I have ALWAYS been a huge animal lover. Animals are literally my whole life. But despite that I was willing to contribute to the mass murder that takes place every single day all for a few minutes of pleasure as I consumed meat and dairy products. It was this that inspired me to go vegetarian about 3 years ago. I felt wrong calling myself an animal lover but allowing myself to support the meat industry, which I believed was where the only problems were. I was happily vegetarian for 6 months, and still hadn’t contemplated the idea of veganism, especially as I still thought the whole idea of it was ridiculous and had jumped on the bandwagon of disliking vegans due to the one or two “militant” ones I had experienced online.
However, after finding out the reality of the dairy and egg industries, my views started to change. My eyes were opened and I saw that the meat industry wasn’t the only cause of animal suffering (within the food side of things) and was horrified by the harsh realities of where seemingly harmless products came from. I went vegan overnight. At first, I didn’t exactly take it too seriously, telling myself I would allow myself exceptions when the time of year the Cadbury’s Creme Egg came around, and when eating out. Little did I know the creme egg I had eaten just a few days before would be my last – once I went vegan, I never looked back.
My morals had changed completely, and I just knew I couldn’t support any kind of suffering any more. I felt like a completely new person. Veganism instantly became a huge part of my life, and my only regret was not doing it sooner.

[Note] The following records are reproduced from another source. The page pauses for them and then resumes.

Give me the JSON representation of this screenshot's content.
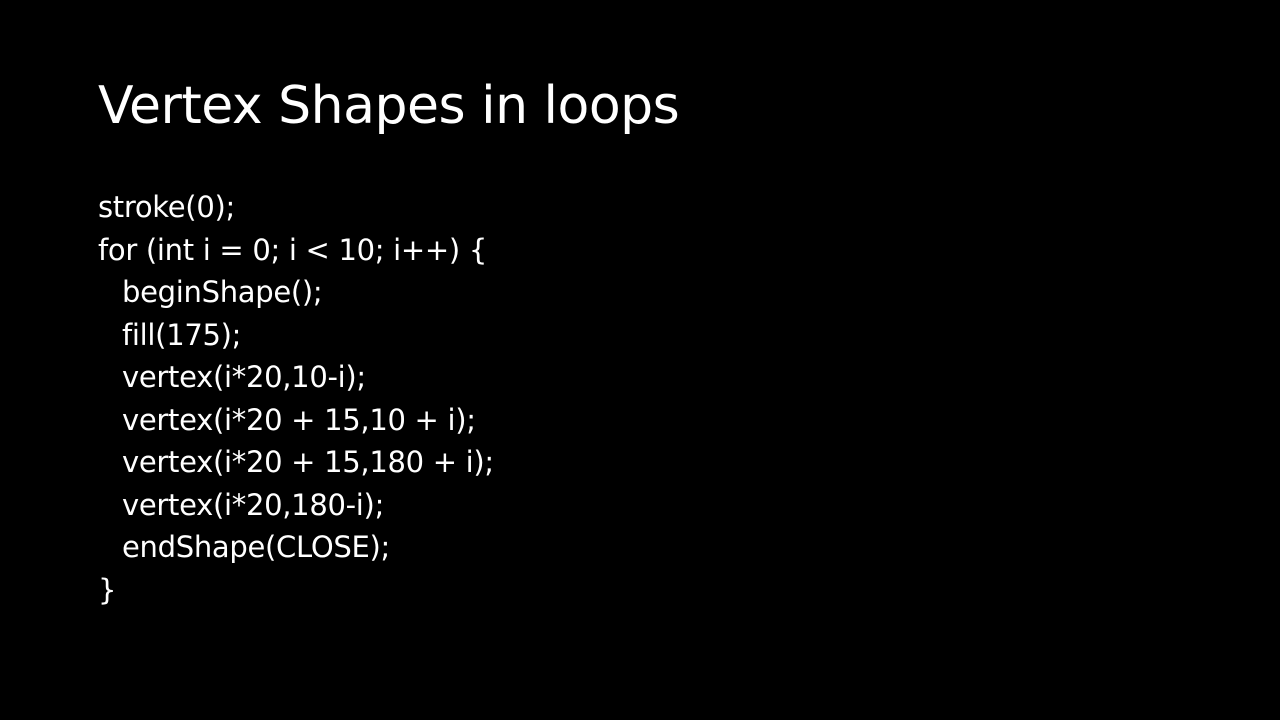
{
  "slide": {
    "title": "Vertex Shapes in loops",
    "background_color": "#000000",
    "text_color": "#ffffff",
    "code_lines": [
      {
        "text": "stroke(0);",
        "indent": 0
      },
      {
        "text": "for (int i = 0; i < 10; i++) {",
        "indent": 0
      },
      {
        "text": "beginShape();",
        "indent": 1
      },
      {
        "text": "fill(175);",
        "indent": 1
      },
      {
        "text": "vertex(i*20,10-i);",
        "indent": 1
      },
      {
        "text": "vertex(i*20 + 15,10 + i);",
        "indent": 1
      },
      {
        "text": "vertex(i*20 + 15,180 + i);",
        "indent": 1
      },
      {
        "text": "vertex(i*20,180-i);",
        "indent": 1
      },
      {
        "text": "endShape(CLOSE);",
        "indent": 1
      },
      {
        "text": "}",
        "indent": 0
      }
    ]
  }
}
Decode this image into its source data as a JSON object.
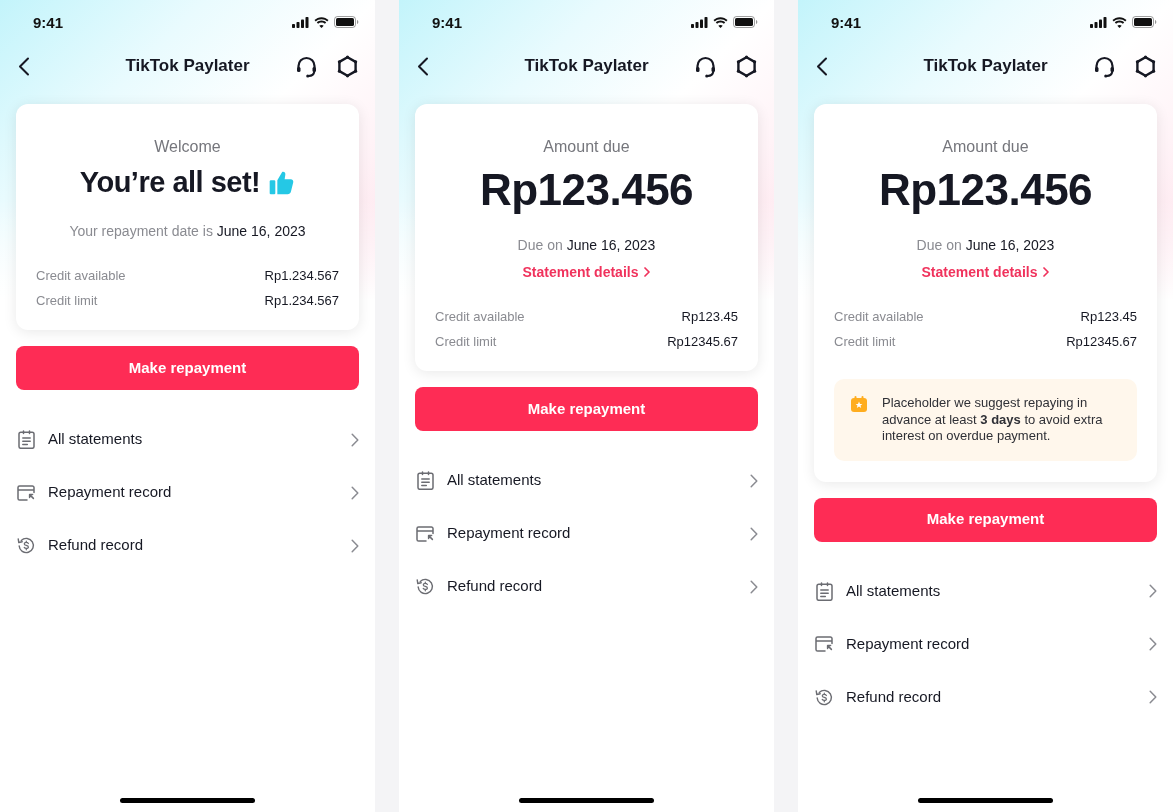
{
  "screens": [
    {
      "status_bar": {
        "time": "9:41"
      },
      "header": {
        "title": "TikTok Paylater"
      },
      "summary_card": {
        "kind": "welcome",
        "eyebrow": "Welcome",
        "headline": "You’re all set!",
        "date_label": "Your repayment date is",
        "date": "June 16, 2023",
        "rows": [
          {
            "label": "Credit available",
            "value": "Rp1.234.567"
          },
          {
            "label": "Credit limit",
            "value": "Rp1.234.567"
          }
        ]
      },
      "primary_button": "Make repayment",
      "menu": [
        {
          "kind": "statements",
          "label": "All statements"
        },
        {
          "kind": "repayment",
          "label": "Repayment record"
        },
        {
          "kind": "refund",
          "label": "Refund record"
        }
      ]
    },
    {
      "status_bar": {
        "time": "9:41"
      },
      "header": {
        "title": "TikTok Paylater"
      },
      "summary_card": {
        "kind": "amount_due",
        "eyebrow": "Amount due",
        "amount": "Rp123.456",
        "date_label": "Due on",
        "date": "June 16, 2023",
        "link": "Statement details",
        "rows": [
          {
            "label": "Credit available",
            "value": "Rp123.45"
          },
          {
            "label": "Credit limit",
            "value": "Rp12345.67"
          }
        ]
      },
      "primary_button": "Make repayment",
      "menu": [
        {
          "kind": "statements",
          "label": "All statements"
        },
        {
          "kind": "repayment",
          "label": "Repayment record"
        },
        {
          "kind": "refund",
          "label": "Refund record"
        }
      ]
    },
    {
      "status_bar": {
        "time": "9:41"
      },
      "header": {
        "title": "TikTok Paylater"
      },
      "summary_card": {
        "kind": "amount_due",
        "eyebrow": "Amount due",
        "amount": "Rp123.456",
        "date_label": "Due on",
        "date": "June 16, 2023",
        "link": "Statement details",
        "rows": [
          {
            "label": "Credit available",
            "value": "Rp123.45"
          },
          {
            "label": "Credit limit",
            "value": "Rp12345.67"
          }
        ],
        "notice": "Placeholder we suggest repaying in advance at least **3 days** to avoid extra interest on overdue payment."
      },
      "primary_button": "Make repayment",
      "menu": [
        {
          "kind": "statements",
          "label": "All statements"
        },
        {
          "kind": "repayment",
          "label": "Repayment record"
        },
        {
          "kind": "refund",
          "label": "Refund record"
        }
      ]
    }
  ]
}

From that day on, I never looked back. Two and a half years later I am more dedicated to my veganism than ever before. I have become involved in the animal rights community and I am a passionate activist. I constantly attend vegan festivals and my idea of a perfect day is wandering the aisles of health food stores looking for new vegan treats to try. I’ve recently been getting more into zero waste and eco friendly living. And I’ve started this blog, of course! I’ve completely changed my lifestyle and I honestly couldn’t be happier…I am so proud to call myself vegan, and I wouldn’t change it for the world. ❤